The Office of the Ombudsman for the Institutionalized Elderly was created by statute to preserve and protect the health, safety and welfare of seniors residing in long-term health care facilities in New Jersey.

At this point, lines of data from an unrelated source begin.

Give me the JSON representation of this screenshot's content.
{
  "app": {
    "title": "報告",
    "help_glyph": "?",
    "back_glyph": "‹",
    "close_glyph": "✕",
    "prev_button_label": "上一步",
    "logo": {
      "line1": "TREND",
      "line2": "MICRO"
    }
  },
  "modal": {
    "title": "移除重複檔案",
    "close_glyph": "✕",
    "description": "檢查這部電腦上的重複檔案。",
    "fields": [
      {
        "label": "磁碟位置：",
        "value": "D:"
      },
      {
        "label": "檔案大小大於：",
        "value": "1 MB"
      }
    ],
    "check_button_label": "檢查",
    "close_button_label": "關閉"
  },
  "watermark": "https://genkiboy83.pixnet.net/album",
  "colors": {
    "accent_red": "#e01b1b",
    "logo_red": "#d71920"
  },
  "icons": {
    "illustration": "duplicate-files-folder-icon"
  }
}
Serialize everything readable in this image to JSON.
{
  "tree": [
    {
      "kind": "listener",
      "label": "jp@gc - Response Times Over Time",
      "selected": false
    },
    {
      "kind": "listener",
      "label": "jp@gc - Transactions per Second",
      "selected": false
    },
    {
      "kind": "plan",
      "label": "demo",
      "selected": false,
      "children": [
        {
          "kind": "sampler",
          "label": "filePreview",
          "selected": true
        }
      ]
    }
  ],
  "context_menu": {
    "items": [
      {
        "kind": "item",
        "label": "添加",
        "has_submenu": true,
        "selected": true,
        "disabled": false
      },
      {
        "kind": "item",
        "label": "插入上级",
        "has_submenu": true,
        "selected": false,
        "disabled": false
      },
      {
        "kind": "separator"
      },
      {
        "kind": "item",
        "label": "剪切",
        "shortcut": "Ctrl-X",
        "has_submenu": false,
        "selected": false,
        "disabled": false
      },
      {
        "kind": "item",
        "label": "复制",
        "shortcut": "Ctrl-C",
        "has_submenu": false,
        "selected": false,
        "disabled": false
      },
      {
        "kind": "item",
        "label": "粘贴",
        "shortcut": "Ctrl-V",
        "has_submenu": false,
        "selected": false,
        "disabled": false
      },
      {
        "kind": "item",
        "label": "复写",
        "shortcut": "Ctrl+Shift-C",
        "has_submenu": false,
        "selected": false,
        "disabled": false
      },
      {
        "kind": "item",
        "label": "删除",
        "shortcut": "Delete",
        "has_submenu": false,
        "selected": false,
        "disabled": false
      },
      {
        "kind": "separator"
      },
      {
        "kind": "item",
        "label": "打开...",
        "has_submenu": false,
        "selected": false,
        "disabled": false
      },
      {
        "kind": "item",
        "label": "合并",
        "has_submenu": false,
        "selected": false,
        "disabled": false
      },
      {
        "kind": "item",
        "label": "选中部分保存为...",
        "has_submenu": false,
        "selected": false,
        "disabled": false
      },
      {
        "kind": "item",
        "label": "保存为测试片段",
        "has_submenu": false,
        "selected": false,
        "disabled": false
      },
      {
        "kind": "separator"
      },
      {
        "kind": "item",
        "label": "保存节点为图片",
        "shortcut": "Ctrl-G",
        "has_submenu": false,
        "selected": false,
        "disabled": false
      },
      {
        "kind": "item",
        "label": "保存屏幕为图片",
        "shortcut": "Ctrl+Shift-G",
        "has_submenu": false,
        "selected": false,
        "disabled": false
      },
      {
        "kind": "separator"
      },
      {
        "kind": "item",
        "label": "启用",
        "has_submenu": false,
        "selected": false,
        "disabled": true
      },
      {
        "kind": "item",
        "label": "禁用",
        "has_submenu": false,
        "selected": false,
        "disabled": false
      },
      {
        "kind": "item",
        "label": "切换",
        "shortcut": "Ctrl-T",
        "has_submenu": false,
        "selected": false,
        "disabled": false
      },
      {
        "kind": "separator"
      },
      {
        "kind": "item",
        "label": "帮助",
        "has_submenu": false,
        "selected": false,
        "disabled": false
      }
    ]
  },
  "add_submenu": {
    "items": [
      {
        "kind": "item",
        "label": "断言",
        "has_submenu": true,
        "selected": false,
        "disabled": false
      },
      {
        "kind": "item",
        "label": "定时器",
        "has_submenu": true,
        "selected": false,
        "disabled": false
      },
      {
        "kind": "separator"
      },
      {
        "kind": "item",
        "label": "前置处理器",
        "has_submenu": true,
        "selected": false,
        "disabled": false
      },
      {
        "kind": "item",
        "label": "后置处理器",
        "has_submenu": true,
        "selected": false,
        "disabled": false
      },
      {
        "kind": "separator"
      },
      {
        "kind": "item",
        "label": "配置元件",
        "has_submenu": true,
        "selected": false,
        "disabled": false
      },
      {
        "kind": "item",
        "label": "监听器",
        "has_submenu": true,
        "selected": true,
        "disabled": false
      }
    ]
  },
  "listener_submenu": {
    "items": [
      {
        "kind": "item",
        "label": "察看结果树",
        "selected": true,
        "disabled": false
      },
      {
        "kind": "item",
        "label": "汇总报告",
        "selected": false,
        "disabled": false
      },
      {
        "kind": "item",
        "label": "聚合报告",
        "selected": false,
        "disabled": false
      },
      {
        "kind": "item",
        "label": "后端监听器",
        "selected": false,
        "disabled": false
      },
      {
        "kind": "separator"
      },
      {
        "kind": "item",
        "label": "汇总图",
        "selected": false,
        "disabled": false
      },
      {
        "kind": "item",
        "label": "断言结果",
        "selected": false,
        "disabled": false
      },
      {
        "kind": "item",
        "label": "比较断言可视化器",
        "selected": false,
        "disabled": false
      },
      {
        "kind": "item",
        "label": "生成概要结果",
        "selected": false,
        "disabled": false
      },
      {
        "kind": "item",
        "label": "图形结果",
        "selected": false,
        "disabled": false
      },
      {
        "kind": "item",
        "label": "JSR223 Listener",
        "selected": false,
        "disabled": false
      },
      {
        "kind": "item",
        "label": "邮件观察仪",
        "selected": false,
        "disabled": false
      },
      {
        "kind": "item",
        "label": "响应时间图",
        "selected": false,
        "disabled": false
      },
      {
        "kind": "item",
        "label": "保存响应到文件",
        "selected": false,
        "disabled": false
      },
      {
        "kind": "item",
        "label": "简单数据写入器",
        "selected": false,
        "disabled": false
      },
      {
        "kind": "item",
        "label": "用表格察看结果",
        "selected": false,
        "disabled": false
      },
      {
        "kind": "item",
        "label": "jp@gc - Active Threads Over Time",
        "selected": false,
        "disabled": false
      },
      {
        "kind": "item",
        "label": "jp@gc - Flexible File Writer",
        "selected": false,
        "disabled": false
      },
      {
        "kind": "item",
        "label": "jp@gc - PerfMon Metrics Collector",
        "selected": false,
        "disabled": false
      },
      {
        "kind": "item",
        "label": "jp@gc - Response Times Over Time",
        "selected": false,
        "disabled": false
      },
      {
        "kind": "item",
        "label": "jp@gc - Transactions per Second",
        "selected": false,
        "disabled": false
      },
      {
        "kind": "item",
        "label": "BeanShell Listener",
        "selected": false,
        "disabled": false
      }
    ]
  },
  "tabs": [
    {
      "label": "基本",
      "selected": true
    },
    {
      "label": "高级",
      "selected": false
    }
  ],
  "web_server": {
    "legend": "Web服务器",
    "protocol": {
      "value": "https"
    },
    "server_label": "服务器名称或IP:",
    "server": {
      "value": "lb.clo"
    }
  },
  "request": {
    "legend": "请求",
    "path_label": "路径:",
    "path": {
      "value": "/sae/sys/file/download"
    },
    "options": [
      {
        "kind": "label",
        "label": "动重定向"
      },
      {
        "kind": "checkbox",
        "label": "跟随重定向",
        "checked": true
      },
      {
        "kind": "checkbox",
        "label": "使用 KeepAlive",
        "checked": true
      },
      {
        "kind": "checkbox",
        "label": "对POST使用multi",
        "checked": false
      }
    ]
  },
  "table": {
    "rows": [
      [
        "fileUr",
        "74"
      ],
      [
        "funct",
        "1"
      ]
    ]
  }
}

The Volunteer Advocate Program was launched as a pilot project in March 1993, adding a new dimension to the Ombudsman’s mandate and establishing a visible presence within the long-term care facility structure to represent the needs and concerns of residents 60 years of age or older.  

 

Advocates complement the investigative function of the Ombudsman’s Office by attempting to resolve quality of care and quality of life issues as close to the bedside as possible, referring complaints of abuse, neglect and exploitation for investigation.

 

Under the Older Americans’ Act, the Ombudsman’s Office receives a federally funded grant to administer the Volunteer Advocate Program statewide. 

 

The state Program Coordinator manages the Volunteer Advocate Program at the state level. Five Regional Coordinators coordinate the program by region as below:

 

Region I – Essex, Hudson, Morris & Union Counties
Region II – Bergen, Passaic, Sussex & Warren Counties
Region III – Middlesex, Mercer, Somerset, Hunterdon, Monmouth and Northern Ocean Counties
Region IV – Burlington, Cumberland, Camden, Gloucester & Salem Counties
Region V – Atlantic, Cape May & Southern Ocean Counties  

 

Volunteers must complete a 32 hour training program to become a certified Ombudsman Advocate. The training curriculum was developed by UMDNJ-School of Medicine and Rutgers School of Social Work and is modeled after the National Ombudsman Resource Center curriculum.  

 

Intensive classroom instruction and additional on-site orientation is conducted by the Regional Volunteer Coordinator. 

 

Volunteer Advocates are trained to observe the quality of services provided by the nursing home staff, such as how well residents are groomed and if their personal needs are being met.

 

Over the past year, volunteer advocates have donated more than 29,000 hours in nursing homes, visiting elderly residents and advocating for residents’ rights. More than 9,000 visits have been made and approximately 5,000 concerns resolved to the satisfaction of the residents and their families. 

 

In addition to some issues involving activities of daily living that have been resolved by advocates, here are some examples of how Volunteer Advocates have helped improve the quality of life for long-term care residents:

 

One volunteer who visits two facilities weekly came up with the idea to start a program to help female dementia residents who are alone and have few or no visitors. She purchases old dolls at yard sales and consignment shops and refurbishes them to look like real babies for the residents to care for. This program has helped many dementia residents by giving them a reason to thrive.    Because of the popularity of this initiative, advocates assigned to other facilities have requested dolls for their residents, expanding the program throughout the region.

 

  • One volunteer who visits two facilities weekly came up with the idea to start a program to help female dementia residents who are alone and have few or no visitors. She purchases old dolls at yard sales and consignment shops and refurbishes them to look like real babies for the residents to care for. This program has helped many dementia residents by giving them a reason to thrive. Because of the popularity of this initiative, advocates assigned to other facilities have requested dolls for their residents, expanding the program throughout the region.

  • One diligent volunteer, who has been with the program for more than 10 years, was able to assist in preserving residents’ rights concerning choice of physician services. When he was asked what has kept him involved so long, he replied, “As a volunteer, the rewards may be small but very meaningful. The friendships and thank you’s I receive make it all worthwhile.”

  • Another volunteer sponsored a fishing trip for more than 30 residents in his facility, funding the all-day event, including transportation and lunch.

  • One woman, a retired school librarian, set up a library and reading room in her facility. As part of an outreach program, she holds a monthly book discussion group for residents, with an average of 35 to 40 people in attendance. When asked what makes being a Volunteer Advocate rewarding, she said, “It’s the little victories I have for the residents, and the interaction with them that is wonderful.”

  • Recently a Volunteer Advocate received an old but functioning computer, including the monitor, tower, keyboard, and cables. All of the individual’s data was removed, free games were downloaded and the nursing staff of facility set it up for the Advocate. It has been successful beyond anyone’s expectations! Residents who never came out of their rooms are out playing games on the computer. Other residents who never used a computer are playing games.

 

The success of the Volunteer Advocate Program is predicated on the dedication and devotion of citizens in New Jersey who willingly give back to their communities, and their ability to effectively resolve issues on behalf of the population we serve.

 

While we currently have more than 200 volunteers, additional volunteers are needed to fill the gaps left through attrition. We need more volunteers to care for the frail elderly, keeping them independent, healthy and able to live their lives out with dignity.

 


To learn more or to volunteer, email us at ombudsman@advocate.state.nj.us.